There can be no doubt whatsoever that F1’s sporting director Ross Brawn is on the receiving end of endless unsolicited opinions from all and sundry in the crazy, ego-propelled world of motorsport.
But, think about it for more than a moment. It’s a process that brings on headaches, confusion, bewilderment, and the daunting understanding that after all the input from teams, car manufacturers current, past and perhaps intending, and all the other sources, yes, there is still a big chance of getting it wrong.
Such is the blinding speed of recant and ongoing change in the automotive business – hybrids, electric cars, the countdown to the death of the internal combustion engine, autonomous vehicles and other stuff we may not know about yet – even car makers admit they don’t quite know where it will all end up.
Red Bull team boss Christian Horner distilled the issue into disarming simplicity when he suggested the sport needed to find the correct balance between road-relevant technology and entertainment. Trouble is, the first part of that task is a moving target.
Formula One has always been a reflection of the cutting edge of automotive technology, which is why we ended up with the present impressive though not-so-inspiring V6 hybrid power units.
Followers of the sport have vented their opinions long and hard on these regulations.
Brawn is heading up the push to define the new regulations to come into effect in 2021, but Chase Carey, the chief executive officer of F1’s new owner Liberty Media, is also understandably keen to have his say on what he wants to see and hear. Brawn has to keep Carey happy, but Carey needs to keep everyone loving Formula One. Teams, content providers, promoters, governments, and us. The fans.
Carey has praised Mercedes for its excellent job of taking the current regulations to F1 dominance and three championships in the hybrid era.
But he has also declared firmly that the difference in performance across the grid is too great.
He told the German publication Auto Bild: “So we want to simplify things with the motto: louder, cheaper, better.”
Sounds simple enough. Hey, we all remember the good old days of naturally aspirated V8s and V10s joyously screaming their way to 18,000rpm…
Except that the manufacturers that Brawn and Carey and the new regime want to keep or entice are just not interested in revisiting the past, as glorious as it may have been.
And the Napoleonic head of the FIA, Jean Todt, insists there will be no return to the old atmo eights and 10s. Todt is pushing a green agenda very hard, which is why Formula E is getting lots of help.
Already all-electric Formula E is limiting the choices for F1. It has also pulled some heavy-hitting brands, among them Audi, BMW, Jaguar, Mercedes, Porsche, Renault, DS Auto (part of the PSA Group) and Mahindra, all of which are, or will soon be, part of the E brigade.

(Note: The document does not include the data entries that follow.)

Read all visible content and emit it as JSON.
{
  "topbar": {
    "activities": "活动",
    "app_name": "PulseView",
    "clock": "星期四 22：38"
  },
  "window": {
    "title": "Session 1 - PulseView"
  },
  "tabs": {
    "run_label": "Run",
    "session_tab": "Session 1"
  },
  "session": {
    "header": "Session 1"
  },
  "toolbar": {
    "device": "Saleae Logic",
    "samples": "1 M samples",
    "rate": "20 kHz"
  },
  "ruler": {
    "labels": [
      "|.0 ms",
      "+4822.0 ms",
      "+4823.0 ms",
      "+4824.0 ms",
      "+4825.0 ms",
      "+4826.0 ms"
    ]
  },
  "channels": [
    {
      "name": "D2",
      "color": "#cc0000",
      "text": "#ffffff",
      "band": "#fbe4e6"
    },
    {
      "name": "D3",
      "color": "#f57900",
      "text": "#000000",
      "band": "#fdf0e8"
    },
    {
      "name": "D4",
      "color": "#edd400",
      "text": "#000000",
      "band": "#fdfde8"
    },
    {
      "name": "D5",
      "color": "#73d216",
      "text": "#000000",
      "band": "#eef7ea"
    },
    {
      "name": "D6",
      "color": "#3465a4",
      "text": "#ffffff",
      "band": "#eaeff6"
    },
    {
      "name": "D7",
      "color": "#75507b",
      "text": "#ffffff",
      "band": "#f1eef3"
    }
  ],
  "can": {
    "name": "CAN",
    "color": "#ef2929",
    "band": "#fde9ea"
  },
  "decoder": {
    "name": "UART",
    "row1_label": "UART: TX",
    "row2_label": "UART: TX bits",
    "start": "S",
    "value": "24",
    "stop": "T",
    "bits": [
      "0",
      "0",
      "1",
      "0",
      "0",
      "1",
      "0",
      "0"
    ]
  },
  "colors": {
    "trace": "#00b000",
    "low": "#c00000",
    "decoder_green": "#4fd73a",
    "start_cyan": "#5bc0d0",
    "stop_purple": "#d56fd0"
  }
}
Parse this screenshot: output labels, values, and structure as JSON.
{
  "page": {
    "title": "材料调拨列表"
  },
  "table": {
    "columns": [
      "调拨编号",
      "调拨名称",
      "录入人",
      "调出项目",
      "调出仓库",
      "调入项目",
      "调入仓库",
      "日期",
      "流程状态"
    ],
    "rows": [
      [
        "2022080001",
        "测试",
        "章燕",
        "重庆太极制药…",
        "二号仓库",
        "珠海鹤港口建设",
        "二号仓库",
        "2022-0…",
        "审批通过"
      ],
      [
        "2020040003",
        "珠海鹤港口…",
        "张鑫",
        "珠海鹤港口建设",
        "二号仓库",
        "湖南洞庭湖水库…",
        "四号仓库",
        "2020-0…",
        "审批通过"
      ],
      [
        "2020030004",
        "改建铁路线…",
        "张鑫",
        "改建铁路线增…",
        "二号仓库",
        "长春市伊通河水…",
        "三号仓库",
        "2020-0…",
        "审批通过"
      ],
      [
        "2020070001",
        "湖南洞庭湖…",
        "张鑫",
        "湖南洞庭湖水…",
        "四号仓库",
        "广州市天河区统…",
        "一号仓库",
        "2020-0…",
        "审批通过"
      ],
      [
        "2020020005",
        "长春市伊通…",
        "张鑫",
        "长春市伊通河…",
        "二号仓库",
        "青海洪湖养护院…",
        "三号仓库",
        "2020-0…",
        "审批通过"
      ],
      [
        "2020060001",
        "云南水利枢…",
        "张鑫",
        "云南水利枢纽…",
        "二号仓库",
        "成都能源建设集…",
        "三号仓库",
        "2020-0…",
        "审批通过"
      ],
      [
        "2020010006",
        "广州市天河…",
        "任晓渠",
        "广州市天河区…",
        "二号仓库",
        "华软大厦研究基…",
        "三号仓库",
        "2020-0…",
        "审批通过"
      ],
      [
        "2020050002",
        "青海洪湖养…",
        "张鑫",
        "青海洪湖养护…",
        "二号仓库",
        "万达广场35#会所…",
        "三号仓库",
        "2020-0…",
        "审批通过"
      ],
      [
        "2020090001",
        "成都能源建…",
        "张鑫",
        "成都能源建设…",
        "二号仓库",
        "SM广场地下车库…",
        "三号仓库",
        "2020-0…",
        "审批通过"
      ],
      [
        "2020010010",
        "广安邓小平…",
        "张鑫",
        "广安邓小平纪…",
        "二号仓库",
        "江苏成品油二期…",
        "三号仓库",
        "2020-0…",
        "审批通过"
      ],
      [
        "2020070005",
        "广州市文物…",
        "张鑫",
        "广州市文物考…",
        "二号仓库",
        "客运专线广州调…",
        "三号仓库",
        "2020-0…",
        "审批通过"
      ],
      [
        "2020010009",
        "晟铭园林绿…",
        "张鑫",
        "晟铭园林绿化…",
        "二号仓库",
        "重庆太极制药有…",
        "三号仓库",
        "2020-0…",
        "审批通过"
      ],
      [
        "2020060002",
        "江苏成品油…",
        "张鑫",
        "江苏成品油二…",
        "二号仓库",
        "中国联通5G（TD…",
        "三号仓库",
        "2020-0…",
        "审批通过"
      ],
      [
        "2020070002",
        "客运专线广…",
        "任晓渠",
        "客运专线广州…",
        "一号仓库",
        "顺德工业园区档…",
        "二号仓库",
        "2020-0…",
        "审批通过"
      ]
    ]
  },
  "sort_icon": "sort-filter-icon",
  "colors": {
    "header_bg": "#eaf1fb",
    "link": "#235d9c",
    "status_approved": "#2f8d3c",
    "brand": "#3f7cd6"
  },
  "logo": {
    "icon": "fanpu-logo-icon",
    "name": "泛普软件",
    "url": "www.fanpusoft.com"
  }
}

Right now – and this may change depending what is happening in R&D departments at Mercedes, Ferrari, Renault, Volkswagen et al – Formula One of post-2020 will keep some of the cheaper, more durable elements of the current hybrids but add a decent, raucous soundtrack.
One other desire is to bring back an independent engine supplier, a modern version of Cosworth. Ilmor is interested but not without an automotive partner with a big war chest to develop a powerplant the equal of the big manufacturers.

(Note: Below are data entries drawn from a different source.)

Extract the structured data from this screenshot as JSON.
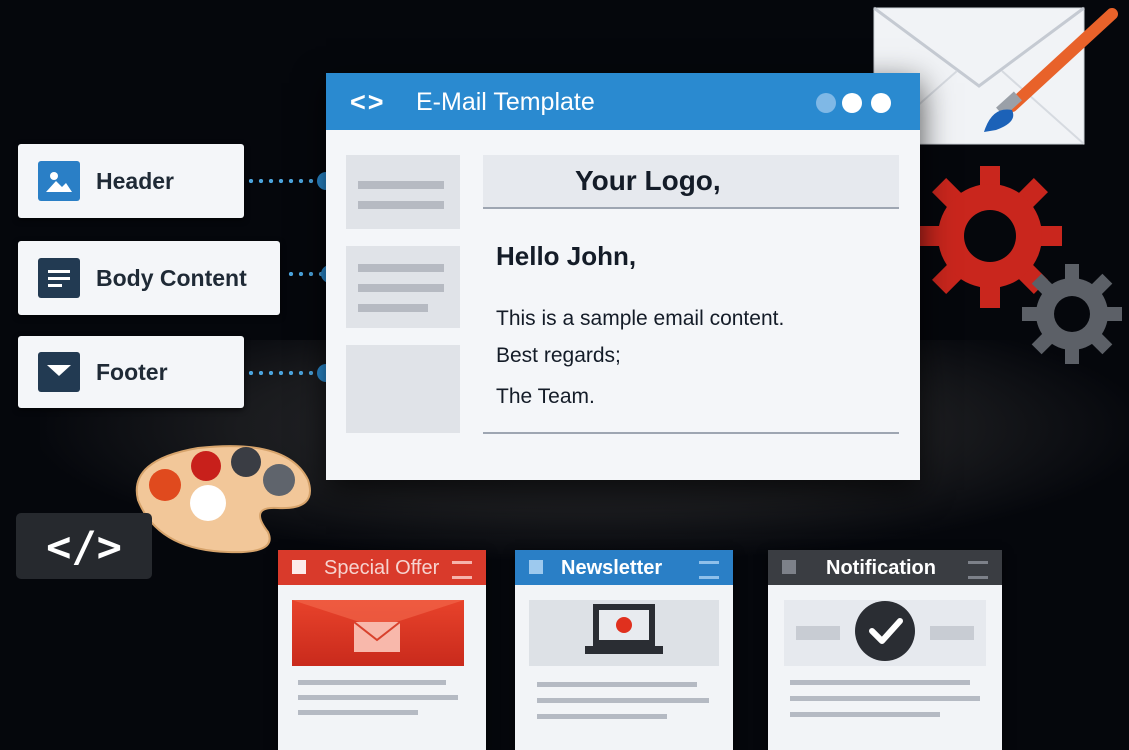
{
  "labels": {
    "header": "Header",
    "body_content": "Body Content",
    "footer": "Footer"
  },
  "window": {
    "title_icon": "<>",
    "title": "E-Mail Template",
    "logo": "Your Logo,",
    "greeting": "Hello John,",
    "body_lines": [
      "This is a sample email content.",
      "Best regards;",
      "The Team."
    ]
  },
  "code_badge": "</>",
  "cards": [
    {
      "title": "Special Offer",
      "accent": "#d93a2b"
    },
    {
      "title": "Newsletter",
      "accent": "#2a7fc6"
    },
    {
      "title": "Notification",
      "accent": "#3a3d42"
    }
  ],
  "icons": [
    "image-icon",
    "text-lines-icon",
    "envelope-icon",
    "envelope-brush-icon",
    "gears-icon",
    "palette-icon",
    "code-icon",
    "laptop-icon",
    "checkmark-icon"
  ],
  "colors": {
    "accent_blue": "#2a8ad0",
    "accent_red": "#d93a2b",
    "dark": "#141c28",
    "background": "#05070c"
  }
}
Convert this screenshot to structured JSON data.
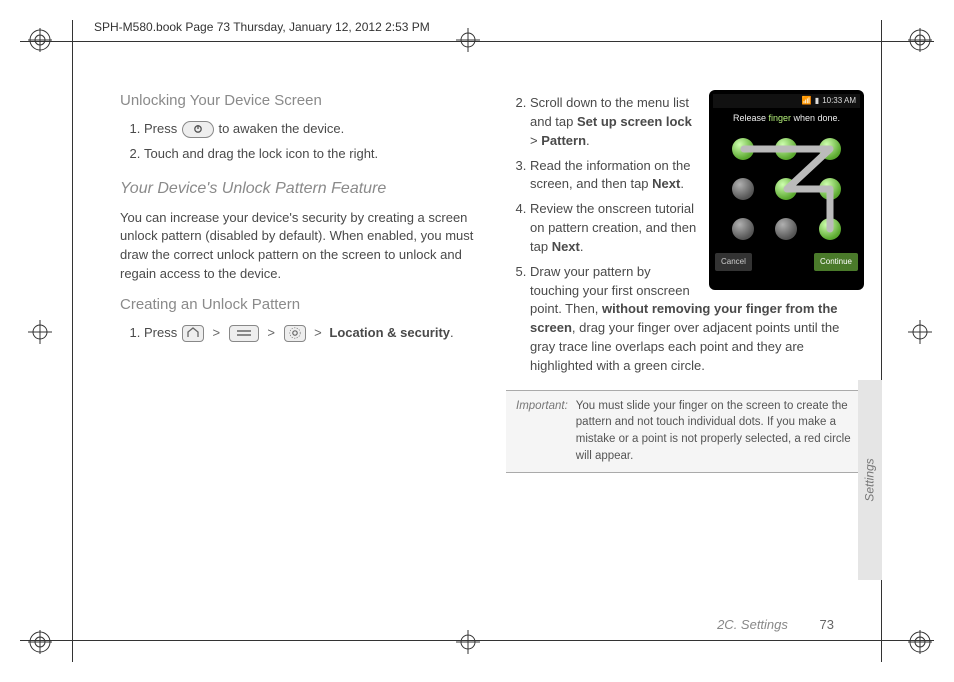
{
  "header": "SPH-M580.book  Page 73  Thursday, January 12, 2012  2:53 PM",
  "left": {
    "h1": "Unlocking Your Device Screen",
    "step1_a": "Press ",
    "step1_b": " to awaken the device.",
    "step2": "Touch and drag the lock icon to the right.",
    "h2": "Your Device's Unlock Pattern Feature",
    "body": "You can increase your device's security by creating a screen unlock pattern (disabled by default). When enabled, you must draw the correct unlock pattern on the screen to unlock and regain access to the device.",
    "h3": "Creating an Unlock Pattern",
    "c_step1_a": "Press ",
    "c_step1_b": "Location & security",
    "c_step1_c": "."
  },
  "right": {
    "s2_a": "Scroll down to the menu list and tap ",
    "s2_b": "Set up screen lock",
    "s2_mid": " > ",
    "s2_c": "Pattern",
    "s2_d": ".",
    "s3_a": "Read the information on the screen, and then tap ",
    "s3_b": "Next",
    "s3_c": ".",
    "s4_a": "Review the onscreen tutorial on pattern creation, and then tap ",
    "s4_b": "Next",
    "s4_c": ".",
    "s5_a": "Draw your pattern by touching your first onscreen point. Then, ",
    "s5_b": "without removing your finger from the screen",
    "s5_c": ", drag your finger over adjacent points until the gray trace line overlaps each point and they are highlighted with a green circle."
  },
  "note": {
    "label": "Important:",
    "text": "You must slide your finger on the screen to create the pattern and not touch individual dots. If you make a mistake or a point is not properly selected, a red circle will appear."
  },
  "device": {
    "time": "10:33 AM",
    "hint_a": "Release ",
    "hint_b": "finger",
    "hint_c": " when done.",
    "btn_cancel": "Cancel",
    "btn_continue": "Continue"
  },
  "side_tab": "Settings",
  "footer": {
    "section": "2C. Settings",
    "page": "73"
  }
}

F1’s other huge task is for cost cuts and a fairer distribution of income across the grid.
“There are teams that spend $US500 million a year right now, while for others it’s $US100 million,” said Carey.

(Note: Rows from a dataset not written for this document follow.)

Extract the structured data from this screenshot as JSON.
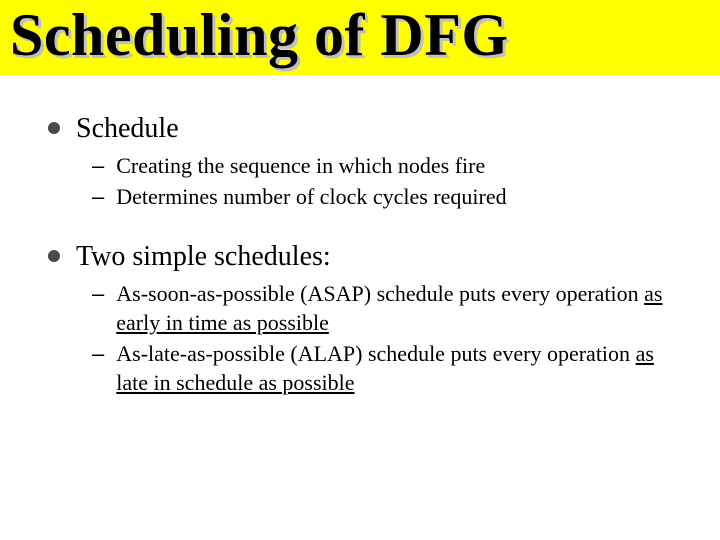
{
  "title": "Scheduling of DFG",
  "sections": [
    {
      "heading": "Schedule",
      "items": [
        {
          "plain": "Creating the sequence in which nodes fire"
        },
        {
          "plain": "Determines number of clock cycles required"
        }
      ]
    },
    {
      "heading": "Two simple schedules:",
      "items": [
        {
          "pre": "As-soon-as-possible (ASAP) schedule puts every operation ",
          "underlined": "as early in time as possible",
          "post": ""
        },
        {
          "pre": "As-late-as-possible (ALAP) schedule puts every operation ",
          "underlined": "as late in schedule as possible",
          "post": ""
        }
      ]
    }
  ]
}
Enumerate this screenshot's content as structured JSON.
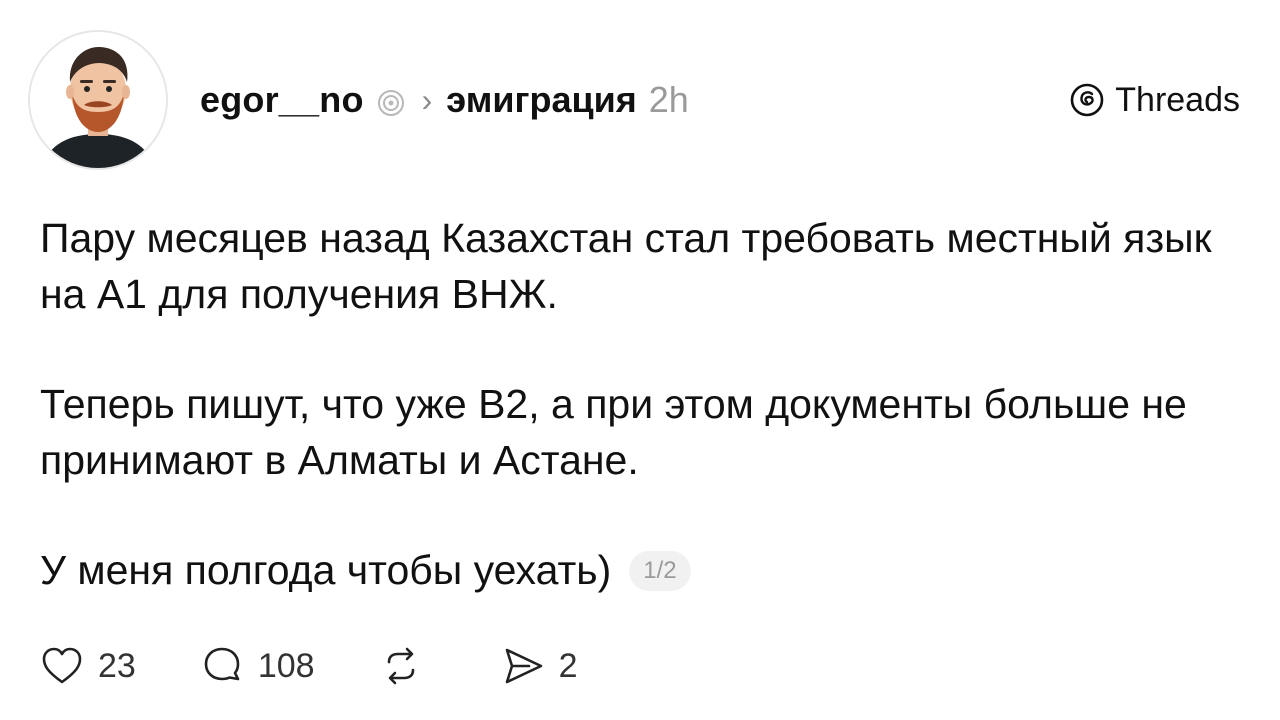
{
  "post": {
    "author": {
      "username": "egor__no",
      "avatar_alt": "avatar"
    },
    "topic": "эмиграция",
    "time": "2h",
    "brand": "Threads",
    "paragraphs": [
      "Пару месяцев назад Казахстан стал требовать местный язык на А1 для получения ВНЖ.",
      "Теперь пишут, что уже В2, а при этом документы больше не принимают в Алматы и Астане.",
      "У меня полгода чтобы уехать)"
    ],
    "pager": "1/2",
    "actions": {
      "likes": "23",
      "replies": "108",
      "reposts": "",
      "shares": "2"
    }
  },
  "colors": {
    "text": "#111111",
    "muted": "#9a9a9a",
    "beard": "#b5562b"
  },
  "icons": [
    "verified-icon",
    "chevron-right-icon",
    "threads-logo-icon",
    "heart-icon",
    "comment-icon",
    "repost-icon",
    "share-icon"
  ]
}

Tellingly he went on to say: “The goal must be that the teams can make money in the sport, but the truth is that at the moment no team is making a profit.”
Historically, Ferrari has taken a bigger annual lump from the owners with the other big teams also getting way money more than the smaller outfits typically found at the back half of the grid.
Under Bernie Ecclestone, a form of socialism was never gonna happen.
Carey seems to understand that competition will forever be lopsided in F1 unless the smaller teams are better funded.
He at least understands their economic challenges.
He will go down in history as a Messiah if he can pull off the transformation.